◆ **TASK DIRECTIONS**
Set the images aside and retype the whole listing exactly.

◆ **INPUT RECORDS**
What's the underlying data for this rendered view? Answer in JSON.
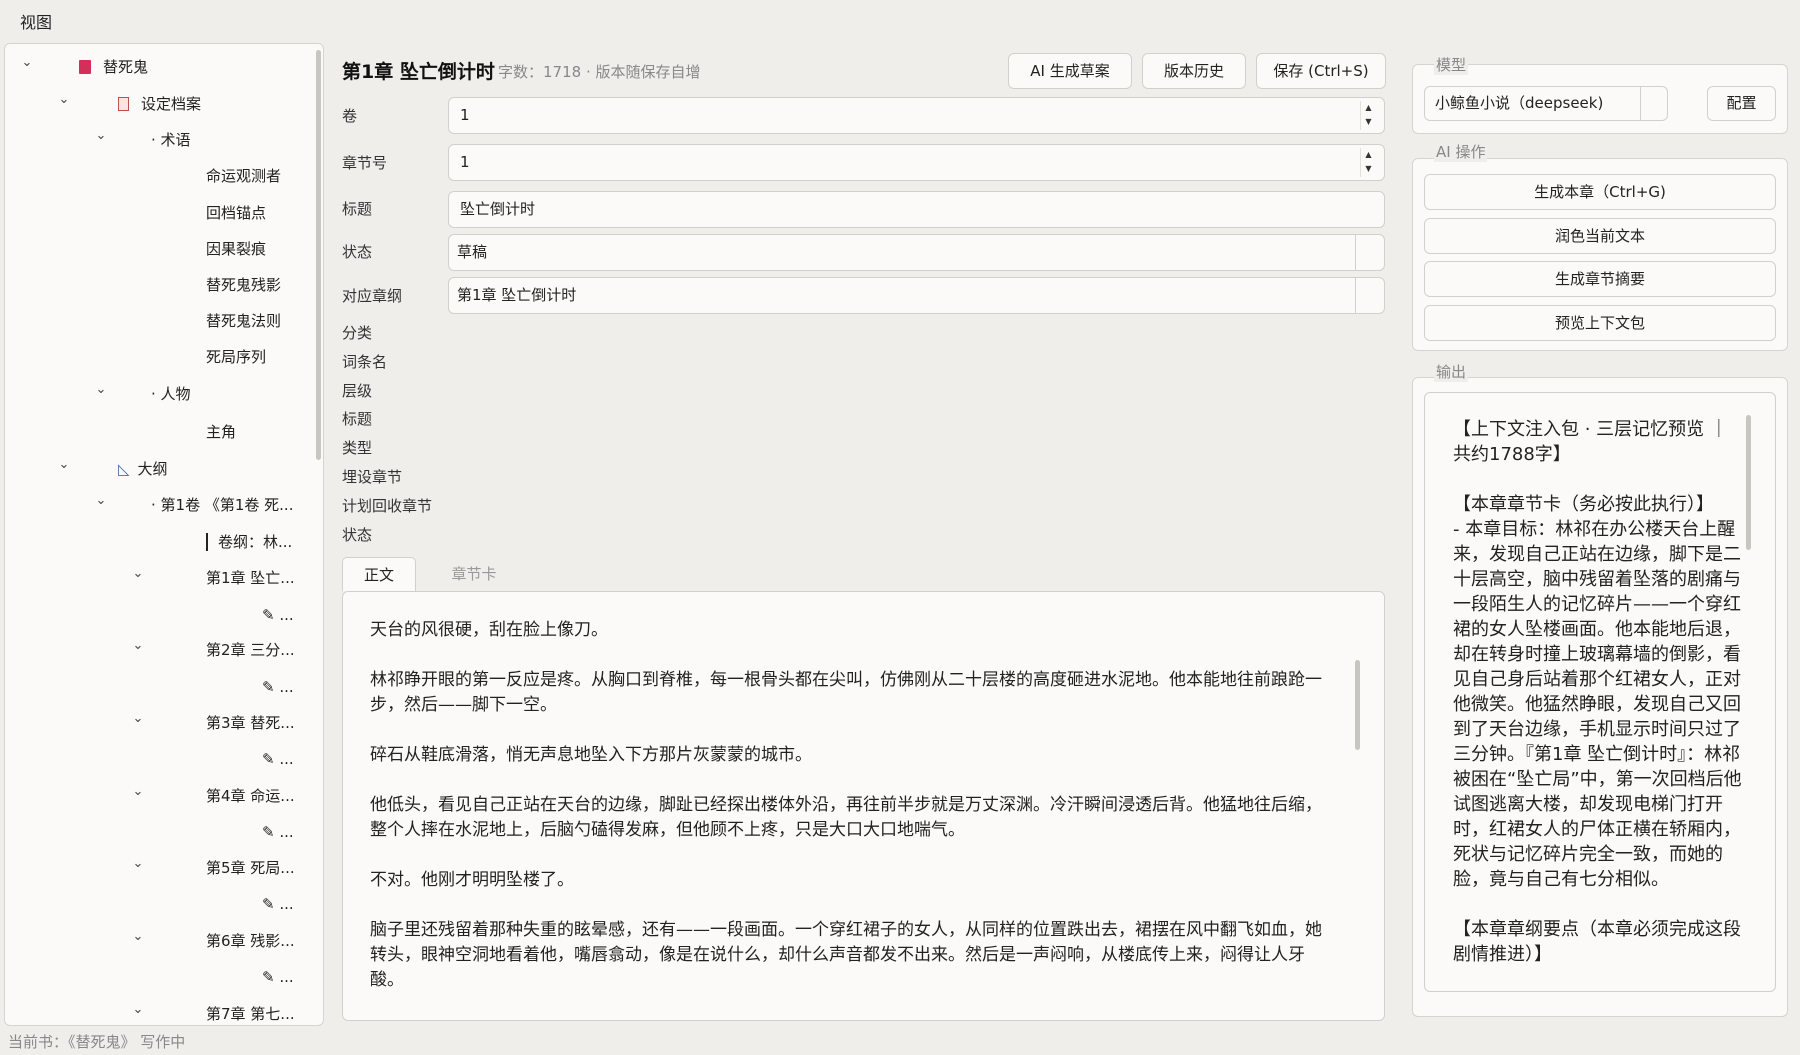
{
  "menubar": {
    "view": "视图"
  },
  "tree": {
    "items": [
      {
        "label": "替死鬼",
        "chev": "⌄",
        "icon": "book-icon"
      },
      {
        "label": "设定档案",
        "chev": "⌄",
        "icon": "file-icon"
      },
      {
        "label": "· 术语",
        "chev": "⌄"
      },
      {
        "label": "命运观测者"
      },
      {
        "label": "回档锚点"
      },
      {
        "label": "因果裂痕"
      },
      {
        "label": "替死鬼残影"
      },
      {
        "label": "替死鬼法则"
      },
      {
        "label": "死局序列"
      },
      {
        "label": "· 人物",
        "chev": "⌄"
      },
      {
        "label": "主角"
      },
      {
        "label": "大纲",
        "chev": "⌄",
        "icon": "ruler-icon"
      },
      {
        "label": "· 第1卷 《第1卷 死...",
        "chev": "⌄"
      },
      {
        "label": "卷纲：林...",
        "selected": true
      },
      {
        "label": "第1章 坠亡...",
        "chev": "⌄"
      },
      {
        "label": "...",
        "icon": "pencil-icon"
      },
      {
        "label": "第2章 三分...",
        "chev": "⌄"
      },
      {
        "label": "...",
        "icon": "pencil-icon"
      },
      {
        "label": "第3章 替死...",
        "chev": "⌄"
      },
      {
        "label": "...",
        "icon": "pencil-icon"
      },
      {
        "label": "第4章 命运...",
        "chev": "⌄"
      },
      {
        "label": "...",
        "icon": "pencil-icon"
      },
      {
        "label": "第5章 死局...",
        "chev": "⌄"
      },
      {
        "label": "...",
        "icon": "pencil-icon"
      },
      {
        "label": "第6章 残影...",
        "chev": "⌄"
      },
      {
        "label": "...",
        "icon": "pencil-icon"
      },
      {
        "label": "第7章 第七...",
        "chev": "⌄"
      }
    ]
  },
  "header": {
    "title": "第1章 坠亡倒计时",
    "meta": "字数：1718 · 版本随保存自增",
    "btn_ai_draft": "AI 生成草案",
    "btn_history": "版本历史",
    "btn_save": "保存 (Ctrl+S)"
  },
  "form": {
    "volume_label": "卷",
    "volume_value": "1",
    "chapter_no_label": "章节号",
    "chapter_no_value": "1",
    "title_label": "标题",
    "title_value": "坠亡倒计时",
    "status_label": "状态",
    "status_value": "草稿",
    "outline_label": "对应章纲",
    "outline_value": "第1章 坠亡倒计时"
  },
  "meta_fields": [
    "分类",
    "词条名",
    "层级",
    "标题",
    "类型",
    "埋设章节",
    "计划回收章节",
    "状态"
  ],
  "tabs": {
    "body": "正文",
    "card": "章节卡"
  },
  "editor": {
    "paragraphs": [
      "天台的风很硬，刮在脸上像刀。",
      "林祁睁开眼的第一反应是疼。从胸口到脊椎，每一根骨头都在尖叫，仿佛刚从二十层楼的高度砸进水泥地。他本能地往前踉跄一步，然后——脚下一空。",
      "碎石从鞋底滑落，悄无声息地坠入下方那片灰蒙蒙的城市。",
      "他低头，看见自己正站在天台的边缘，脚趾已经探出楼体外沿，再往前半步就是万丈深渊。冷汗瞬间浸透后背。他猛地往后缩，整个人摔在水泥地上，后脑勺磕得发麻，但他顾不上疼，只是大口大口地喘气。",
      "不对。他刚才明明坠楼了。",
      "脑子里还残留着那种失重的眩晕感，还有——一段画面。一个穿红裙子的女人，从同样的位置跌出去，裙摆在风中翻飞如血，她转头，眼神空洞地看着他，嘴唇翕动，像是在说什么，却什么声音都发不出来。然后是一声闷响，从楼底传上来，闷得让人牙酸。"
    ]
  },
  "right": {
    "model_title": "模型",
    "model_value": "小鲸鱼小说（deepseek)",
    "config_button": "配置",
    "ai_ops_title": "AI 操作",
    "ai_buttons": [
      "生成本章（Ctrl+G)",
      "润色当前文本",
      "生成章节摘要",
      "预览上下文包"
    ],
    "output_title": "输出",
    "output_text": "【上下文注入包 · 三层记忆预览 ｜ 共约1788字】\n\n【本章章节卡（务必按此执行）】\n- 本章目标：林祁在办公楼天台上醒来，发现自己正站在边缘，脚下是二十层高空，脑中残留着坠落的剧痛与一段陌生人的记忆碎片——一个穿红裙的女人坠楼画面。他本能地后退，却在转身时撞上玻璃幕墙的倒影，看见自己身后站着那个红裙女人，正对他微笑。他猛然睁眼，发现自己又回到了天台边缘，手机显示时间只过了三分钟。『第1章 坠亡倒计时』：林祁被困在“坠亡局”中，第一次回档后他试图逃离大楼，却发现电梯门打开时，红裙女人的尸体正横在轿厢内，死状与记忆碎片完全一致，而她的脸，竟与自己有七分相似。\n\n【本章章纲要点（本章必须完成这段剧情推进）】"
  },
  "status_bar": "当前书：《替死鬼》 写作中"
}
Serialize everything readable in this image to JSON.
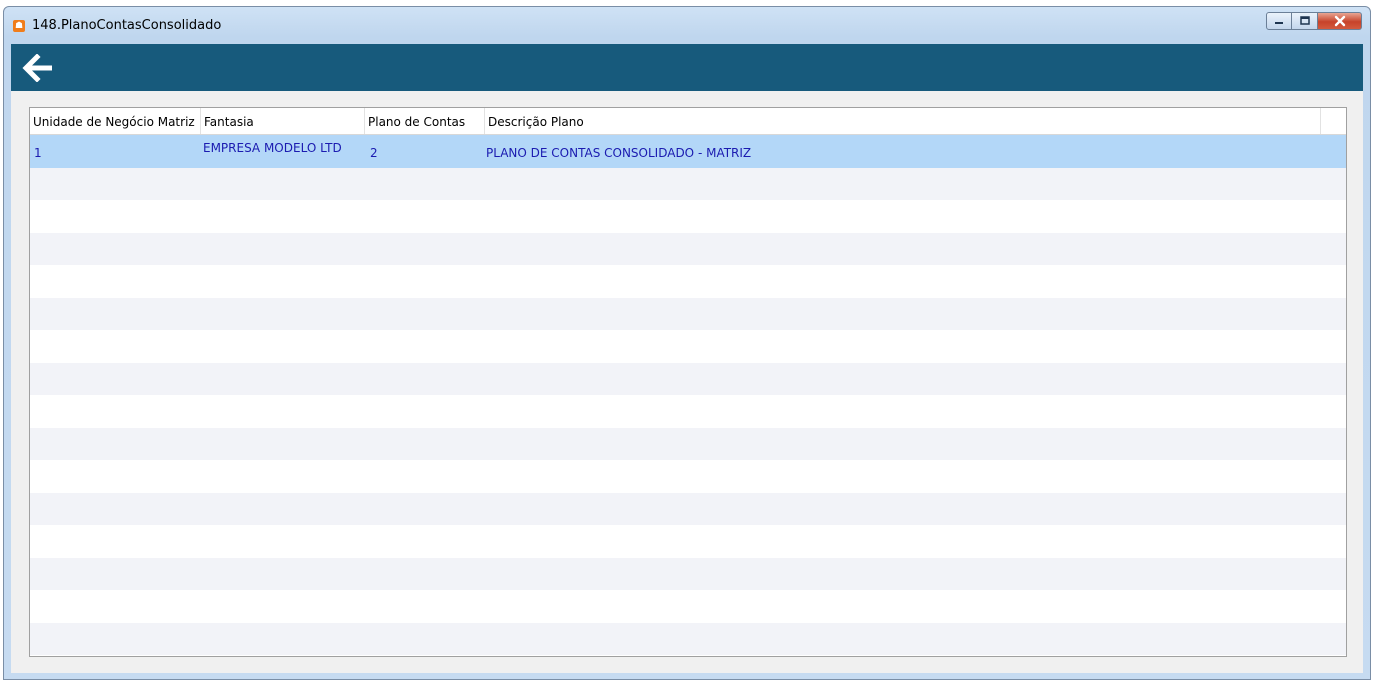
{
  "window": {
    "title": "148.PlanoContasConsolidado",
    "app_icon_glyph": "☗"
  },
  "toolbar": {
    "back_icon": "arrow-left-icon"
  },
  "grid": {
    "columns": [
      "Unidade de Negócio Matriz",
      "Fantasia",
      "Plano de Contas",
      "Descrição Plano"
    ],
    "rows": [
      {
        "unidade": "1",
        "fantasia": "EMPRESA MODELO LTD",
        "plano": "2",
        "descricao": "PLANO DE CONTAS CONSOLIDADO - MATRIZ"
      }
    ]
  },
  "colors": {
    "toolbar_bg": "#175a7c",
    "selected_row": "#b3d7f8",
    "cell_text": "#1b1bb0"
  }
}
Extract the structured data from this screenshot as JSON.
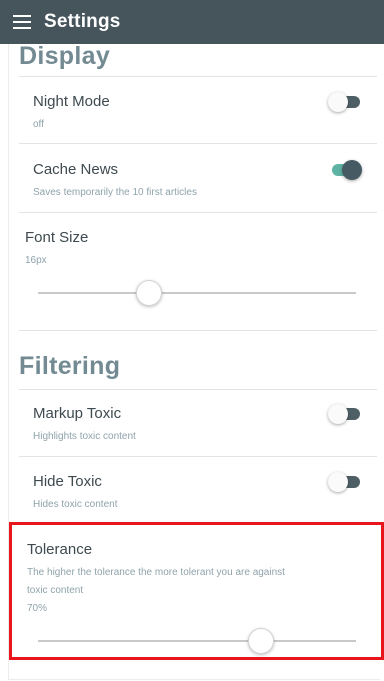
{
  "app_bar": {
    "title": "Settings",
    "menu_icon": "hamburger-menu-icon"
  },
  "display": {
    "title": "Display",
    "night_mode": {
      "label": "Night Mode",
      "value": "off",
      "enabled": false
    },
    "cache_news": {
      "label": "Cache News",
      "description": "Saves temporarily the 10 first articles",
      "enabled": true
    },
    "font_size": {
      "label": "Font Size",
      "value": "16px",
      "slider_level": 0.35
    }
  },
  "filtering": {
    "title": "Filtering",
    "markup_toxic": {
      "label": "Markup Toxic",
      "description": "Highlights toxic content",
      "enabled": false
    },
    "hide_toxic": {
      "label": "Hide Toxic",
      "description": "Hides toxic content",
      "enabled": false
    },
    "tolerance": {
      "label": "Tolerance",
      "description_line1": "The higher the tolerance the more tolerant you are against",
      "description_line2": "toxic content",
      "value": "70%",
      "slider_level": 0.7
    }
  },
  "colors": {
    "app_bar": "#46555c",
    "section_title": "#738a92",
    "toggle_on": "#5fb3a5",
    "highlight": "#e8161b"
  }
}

◆ **ANSWER SPACE**
What's the underlying data for this rendered view? Answer in JSON.
{
  "menubar": {
    "view": "视图"
  },
  "tree": {
    "items": [
      {
        "label": "替死鬼",
        "chev": "⌄",
        "icon": "book-icon"
      },
      {
        "label": "设定档案",
        "chev": "⌄",
        "icon": "file-icon"
      },
      {
        "label": "· 术语",
        "chev": "⌄"
      },
      {
        "label": "命运观测者"
      },
      {
        "label": "回档锚点"
      },
      {
        "label": "因果裂痕"
      },
      {
        "label": "替死鬼残影"
      },
      {
        "label": "替死鬼法则"
      },
      {
        "label": "死局序列"
      },
      {
        "label": "· 人物",
        "chev": "⌄"
      },
      {
        "label": "主角"
      },
      {
        "label": "大纲",
        "chev": "⌄",
        "icon": "ruler-icon"
      },
      {
        "label": "· 第1卷 《第1卷 死...",
        "chev": "⌄"
      },
      {
        "label": "卷纲：林...",
        "selected": true
      },
      {
        "label": "第1章 坠亡...",
        "chev": "⌄"
      },
      {
        "label": "...",
        "icon": "pencil-icon"
      },
      {
        "label": "第2章 三分...",
        "chev": "⌄"
      },
      {
        "label": "...",
        "icon": "pencil-icon"
      },
      {
        "label": "第3章 替死...",
        "chev": "⌄"
      },
      {
        "label": "...",
        "icon": "pencil-icon"
      },
      {
        "label": "第4章 命运...",
        "chev": "⌄"
      },
      {
        "label": "...",
        "icon": "pencil-icon"
      },
      {
        "label": "第5章 死局...",
        "chev": "⌄"
      },
      {
        "label": "...",
        "icon": "pencil-icon"
      },
      {
        "label": "第6章 残影...",
        "chev": "⌄"
      },
      {
        "label": "...",
        "icon": "pencil-icon"
      },
      {
        "label": "第7章 第七...",
        "chev": "⌄"
      }
    ]
  },
  "header": {
    "title": "第1章 坠亡倒计时",
    "meta": "字数：1718 · 版本随保存自增",
    "btn_ai_draft": "AI 生成草案",
    "btn_history": "版本历史",
    "btn_save": "保存 (Ctrl+S)"
  },
  "form": {
    "volume_label": "卷",
    "volume_value": "1",
    "chapter_no_label": "章节号",
    "chapter_no_value": "1",
    "title_label": "标题",
    "title_value": "坠亡倒计时",
    "status_label": "状态",
    "status_value": "草稿",
    "outline_label": "对应章纲",
    "outline_value": "第1章 坠亡倒计时"
  },
  "meta_fields": [
    "分类",
    "词条名",
    "层级",
    "标题",
    "类型",
    "埋设章节",
    "计划回收章节",
    "状态"
  ],
  "tabs": {
    "body": "正文",
    "card": "章节卡"
  },
  "editor": {
    "paragraphs": [
      "天台的风很硬，刮在脸上像刀。",
      "林祁睁开眼的第一反应是疼。从胸口到脊椎，每一根骨头都在尖叫，仿佛刚从二十层楼的高度砸进水泥地。他本能地往前踉跄一步，然后——脚下一空。",
      "碎石从鞋底滑落，悄无声息地坠入下方那片灰蒙蒙的城市。",
      "他低头，看见自己正站在天台的边缘，脚趾已经探出楼体外沿，再往前半步就是万丈深渊。冷汗瞬间浸透后背。他猛地往后缩，整个人摔在水泥地上，后脑勺磕得发麻，但他顾不上疼，只是大口大口地喘气。",
      "不对。他刚才明明坠楼了。",
      "脑子里还残留着那种失重的眩晕感，还有——一段画面。一个穿红裙子的女人，从同样的位置跌出去，裙摆在风中翻飞如血，她转头，眼神空洞地看着他，嘴唇翕动，像是在说什么，却什么声音都发不出来。然后是一声闷响，从楼底传上来，闷得让人牙酸。"
    ]
  },
  "right": {
    "model_title": "模型",
    "model_value": "小鲸鱼小说（deepseek)",
    "config_button": "配置",
    "ai_ops_title": "AI 操作",
    "ai_buttons": [
      "生成本章（Ctrl+G)",
      "润色当前文本",
      "生成章节摘要",
      "预览上下文包"
    ],
    "output_title": "输出",
    "output_text": "【上下文注入包 · 三层记忆预览 ｜ 共约1788字】\n\n【本章章节卡（务必按此执行）】\n- 本章目标：林祁在办公楼天台上醒来，发现自己正站在边缘，脚下是二十层高空，脑中残留着坠落的剧痛与一段陌生人的记忆碎片——一个穿红裙的女人坠楼画面。他本能地后退，却在转身时撞上玻璃幕墙的倒影，看见自己身后站着那个红裙女人，正对他微笑。他猛然睁眼，发现自己又回到了天台边缘，手机显示时间只过了三分钟。『第1章 坠亡倒计时』：林祁被困在“坠亡局”中，第一次回档后他试图逃离大楼，却发现电梯门打开时，红裙女人的尸体正横在轿厢内，死状与记忆碎片完全一致，而她的脸，竟与自己有七分相似。\n\n【本章章纲要点（本章必须完成这段剧情推进）】"
  },
  "status_bar": "当前书：《替死鬼》 写作中"
}
Serialize everything readable in this image to JSON.
{
  "window": {
    "title": "148.PlanoContasConsolidado",
    "app_icon_glyph": "☗"
  },
  "toolbar": {
    "back_icon": "arrow-left-icon"
  },
  "grid": {
    "columns": [
      "Unidade de Negócio Matriz",
      "Fantasia",
      "Plano de Contas",
      "Descrição Plano"
    ],
    "rows": [
      {
        "unidade": "1",
        "fantasia": "EMPRESA MODELO LTD",
        "plano": "2",
        "descricao": "PLANO DE CONTAS CONSOLIDADO - MATRIZ"
      }
    ]
  },
  "colors": {
    "toolbar_bg": "#175a7c",
    "selected_row": "#b3d7f8",
    "cell_text": "#1b1bb0"
  }
}
Extract the structured data from this screenshot as JSON.
{
  "app_bar": {
    "title": "Settings",
    "menu_icon": "hamburger-menu-icon"
  },
  "display": {
    "title": "Display",
    "night_mode": {
      "label": "Night Mode",
      "value": "off",
      "enabled": false
    },
    "cache_news": {
      "label": "Cache News",
      "description": "Saves temporarily the 10 first articles",
      "enabled": true
    },
    "font_size": {
      "label": "Font Size",
      "value": "16px",
      "slider_level": 0.35
    }
  },
  "filtering": {
    "title": "Filtering",
    "markup_toxic": {
      "label": "Markup Toxic",
      "description": "Highlights toxic content",
      "enabled": false
    },
    "hide_toxic": {
      "label": "Hide Toxic",
      "description": "Hides toxic content",
      "enabled": false
    },
    "tolerance": {
      "label": "Tolerance",
      "description_line1": "The higher the tolerance the more tolerant you are against",
      "description_line2": "toxic content",
      "value": "70%",
      "slider_level": 0.7
    }
  },
  "colors": {
    "app_bar": "#46555c",
    "section_title": "#738a92",
    "toggle_on": "#5fb3a5",
    "highlight": "#e8161b"
  }
}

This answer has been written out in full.